→ **Prompt**
Could you repeat the records below exactly as written?
+++ Exercise materials
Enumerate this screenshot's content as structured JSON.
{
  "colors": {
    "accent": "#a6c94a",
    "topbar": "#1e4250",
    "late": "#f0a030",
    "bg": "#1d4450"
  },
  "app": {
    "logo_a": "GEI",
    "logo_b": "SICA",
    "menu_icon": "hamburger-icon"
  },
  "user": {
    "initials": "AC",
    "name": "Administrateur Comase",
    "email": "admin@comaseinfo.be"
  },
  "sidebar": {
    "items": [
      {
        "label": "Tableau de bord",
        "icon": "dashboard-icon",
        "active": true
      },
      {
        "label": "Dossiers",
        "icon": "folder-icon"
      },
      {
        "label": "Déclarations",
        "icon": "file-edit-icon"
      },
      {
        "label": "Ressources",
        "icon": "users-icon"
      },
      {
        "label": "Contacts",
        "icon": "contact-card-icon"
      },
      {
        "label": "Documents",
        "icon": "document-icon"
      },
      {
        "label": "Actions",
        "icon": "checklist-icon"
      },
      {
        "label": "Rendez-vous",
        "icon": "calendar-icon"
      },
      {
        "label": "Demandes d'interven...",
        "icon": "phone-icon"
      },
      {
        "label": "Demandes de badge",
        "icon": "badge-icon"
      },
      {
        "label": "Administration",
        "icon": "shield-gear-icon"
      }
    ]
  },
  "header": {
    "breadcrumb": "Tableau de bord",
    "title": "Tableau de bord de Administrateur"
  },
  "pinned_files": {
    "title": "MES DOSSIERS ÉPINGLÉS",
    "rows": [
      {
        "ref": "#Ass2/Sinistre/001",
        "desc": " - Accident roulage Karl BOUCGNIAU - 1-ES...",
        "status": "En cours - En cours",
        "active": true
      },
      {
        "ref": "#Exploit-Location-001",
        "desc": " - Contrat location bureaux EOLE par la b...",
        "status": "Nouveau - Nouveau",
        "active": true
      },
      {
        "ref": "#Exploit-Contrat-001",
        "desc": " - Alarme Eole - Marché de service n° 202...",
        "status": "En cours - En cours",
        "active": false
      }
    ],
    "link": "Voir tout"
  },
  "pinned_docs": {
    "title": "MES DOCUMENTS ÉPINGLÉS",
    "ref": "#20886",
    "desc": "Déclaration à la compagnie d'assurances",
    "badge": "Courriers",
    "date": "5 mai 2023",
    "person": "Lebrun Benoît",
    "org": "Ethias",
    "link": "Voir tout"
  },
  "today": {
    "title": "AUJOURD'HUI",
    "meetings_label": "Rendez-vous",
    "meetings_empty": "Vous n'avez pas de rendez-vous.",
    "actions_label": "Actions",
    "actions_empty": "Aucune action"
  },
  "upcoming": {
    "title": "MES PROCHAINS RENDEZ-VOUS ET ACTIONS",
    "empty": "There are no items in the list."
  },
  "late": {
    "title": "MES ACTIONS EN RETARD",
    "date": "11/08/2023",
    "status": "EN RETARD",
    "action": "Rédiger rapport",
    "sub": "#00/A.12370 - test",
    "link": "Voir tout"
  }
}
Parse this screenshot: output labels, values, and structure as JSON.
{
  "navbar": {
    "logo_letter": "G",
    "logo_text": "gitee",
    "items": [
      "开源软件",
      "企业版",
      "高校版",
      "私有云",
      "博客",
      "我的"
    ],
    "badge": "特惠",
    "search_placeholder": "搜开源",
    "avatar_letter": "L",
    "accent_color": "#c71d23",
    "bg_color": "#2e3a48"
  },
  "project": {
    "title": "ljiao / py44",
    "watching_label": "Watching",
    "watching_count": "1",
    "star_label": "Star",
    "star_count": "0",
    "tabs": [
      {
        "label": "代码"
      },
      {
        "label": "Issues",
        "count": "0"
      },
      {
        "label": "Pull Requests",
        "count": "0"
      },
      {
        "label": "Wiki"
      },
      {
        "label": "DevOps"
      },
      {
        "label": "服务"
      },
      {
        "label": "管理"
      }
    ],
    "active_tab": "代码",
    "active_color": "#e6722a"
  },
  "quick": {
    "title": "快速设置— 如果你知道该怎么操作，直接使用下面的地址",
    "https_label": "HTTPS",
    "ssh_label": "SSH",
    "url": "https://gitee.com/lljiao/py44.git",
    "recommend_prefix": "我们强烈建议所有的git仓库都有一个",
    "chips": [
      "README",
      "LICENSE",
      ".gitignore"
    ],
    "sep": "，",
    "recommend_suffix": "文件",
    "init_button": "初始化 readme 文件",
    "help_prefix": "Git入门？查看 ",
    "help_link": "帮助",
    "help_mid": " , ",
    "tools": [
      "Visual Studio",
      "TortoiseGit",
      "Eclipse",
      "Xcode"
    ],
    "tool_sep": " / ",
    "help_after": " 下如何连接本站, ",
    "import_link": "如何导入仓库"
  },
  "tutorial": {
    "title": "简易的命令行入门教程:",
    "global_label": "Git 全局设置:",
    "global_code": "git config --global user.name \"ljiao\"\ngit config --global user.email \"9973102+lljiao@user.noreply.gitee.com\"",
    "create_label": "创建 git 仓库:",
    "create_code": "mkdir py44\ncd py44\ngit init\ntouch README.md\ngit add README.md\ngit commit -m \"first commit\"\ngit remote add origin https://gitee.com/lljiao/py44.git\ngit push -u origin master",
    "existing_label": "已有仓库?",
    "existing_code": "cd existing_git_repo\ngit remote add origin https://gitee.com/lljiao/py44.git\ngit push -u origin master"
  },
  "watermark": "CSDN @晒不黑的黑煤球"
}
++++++
→ **Exercise answer**
Enumerate this screenshot's content as structured JSON.
{
  "colors": {
    "accent": "#a6c94a",
    "topbar": "#1e4250",
    "late": "#f0a030",
    "bg": "#1d4450"
  },
  "app": {
    "logo_a": "GEI",
    "logo_b": "SICA",
    "menu_icon": "hamburger-icon"
  },
  "user": {
    "initials": "AC",
    "name": "Administrateur Comase",
    "email": "admin@comaseinfo.be"
  },
  "sidebar": {
    "items": [
      {
        "label": "Tableau de bord",
        "icon": "dashboard-icon",
        "active": true
      },
      {
        "label": "Dossiers",
        "icon": "folder-icon"
      },
      {
        "label": "Déclarations",
        "icon": "file-edit-icon"
      },
      {
        "label": "Ressources",
        "icon": "users-icon"
      },
      {
        "label": "Contacts",
        "icon": "contact-card-icon"
      },
      {
        "label": "Documents",
        "icon": "document-icon"
      },
      {
        "label": "Actions",
        "icon": "checklist-icon"
      },
      {
        "label": "Rendez-vous",
        "icon": "calendar-icon"
      },
      {
        "label": "Demandes d'interven...",
        "icon": "phone-icon"
      },
      {
        "label": "Demandes de badge",
        "icon": "badge-icon"
      },
      {
        "label": "Administration",
        "icon": "shield-gear-icon"
      }
    ]
  },
  "header": {
    "breadcrumb": "Tableau de bord",
    "title": "Tableau de bord de Administrateur"
  },
  "pinned_files": {
    "title": "MES DOSSIERS ÉPINGLÉS",
    "rows": [
      {
        "ref": "#Ass2/Sinistre/001",
        "desc": " - Accident roulage Karl BOUCGNIAU - 1-ES...",
        "status": "En cours - En cours",
        "active": true
      },
      {
        "ref": "#Exploit-Location-001",
        "desc": " - Contrat location bureaux EOLE par la b...",
        "status": "Nouveau - Nouveau",
        "active": true
      },
      {
        "ref": "#Exploit-Contrat-001",
        "desc": " - Alarme Eole - Marché de service n° 202...",
        "status": "En cours - En cours",
        "active": false
      }
    ],
    "link": "Voir tout"
  },
  "pinned_docs": {
    "title": "MES DOCUMENTS ÉPINGLÉS",
    "ref": "#20886",
    "desc": "Déclaration à la compagnie d'assurances",
    "badge": "Courriers",
    "date": "5 mai 2023",
    "person": "Lebrun Benoît",
    "org": "Ethias",
    "link": "Voir tout"
  },
  "today": {
    "title": "AUJOURD'HUI",
    "meetings_label": "Rendez-vous",
    "meetings_empty": "Vous n'avez pas de rendez-vous.",
    "actions_label": "Actions",
    "actions_empty": "Aucune action"
  },
  "upcoming": {
    "title": "MES PROCHAINS RENDEZ-VOUS ET ACTIONS",
    "empty": "There are no items in the list."
  },
  "late": {
    "title": "MES ACTIONS EN RETARD",
    "date": "11/08/2023",
    "status": "EN RETARD",
    "action": "Rédiger rapport",
    "sub": "#00/A.12370 - test",
    "link": "Voir tout"
  }
}
Parse this screenshot: output labels, values, and structure as JSON.
{
  "navbar": {
    "logo_letter": "G",
    "logo_text": "gitee",
    "items": [
      "开源软件",
      "企业版",
      "高校版",
      "私有云",
      "博客",
      "我的"
    ],
    "badge": "特惠",
    "search_placeholder": "搜开源",
    "avatar_letter": "L",
    "accent_color": "#c71d23",
    "bg_color": "#2e3a48"
  },
  "project": {
    "title": "ljiao / py44",
    "watching_label": "Watching",
    "watching_count": "1",
    "star_label": "Star",
    "star_count": "0",
    "tabs": [
      {
        "label": "代码"
      },
      {
        "label": "Issues",
        "count": "0"
      },
      {
        "label": "Pull Requests",
        "count": "0"
      },
      {
        "label": "Wiki"
      },
      {
        "label": "DevOps"
      },
      {
        "label": "服务"
      },
      {
        "label": "管理"
      }
    ],
    "active_tab": "代码",
    "active_color": "#e6722a"
  },
  "quick": {
    "title": "快速设置— 如果你知道该怎么操作，直接使用下面的地址",
    "https_label": "HTTPS",
    "ssh_label": "SSH",
    "url": "https://gitee.com/lljiao/py44.git",
    "recommend_prefix": "我们强烈建议所有的git仓库都有一个",
    "chips": [
      "README",
      "LICENSE",
      ".gitignore"
    ],
    "sep": "，",
    "recommend_suffix": "文件",
    "init_button": "初始化 readme 文件",
    "help_prefix": "Git入门？查看 ",
    "help_link": "帮助",
    "help_mid": " , ",
    "tools": [
      "Visual Studio",
      "TortoiseGit",
      "Eclipse",
      "Xcode"
    ],
    "tool_sep": " / ",
    "help_after": " 下如何连接本站, ",
    "import_link": "如何导入仓库"
  },
  "tutorial": {
    "title": "简易的命令行入门教程:",
    "global_label": "Git 全局设置:",
    "global_code": "git config --global user.name \"ljiao\"\ngit config --global user.email \"9973102+lljiao@user.noreply.gitee.com\"",
    "create_label": "创建 git 仓库:",
    "create_code": "mkdir py44\ncd py44\ngit init\ntouch README.md\ngit add README.md\ngit commit -m \"first commit\"\ngit remote add origin https://gitee.com/lljiao/py44.git\ngit push -u origin master",
    "existing_label": "已有仓库?",
    "existing_code": "cd existing_git_repo\ngit remote add origin https://gitee.com/lljiao/py44.git\ngit push -u origin master"
  },
  "watermark": "CSDN @晒不黑的黑煤球"
}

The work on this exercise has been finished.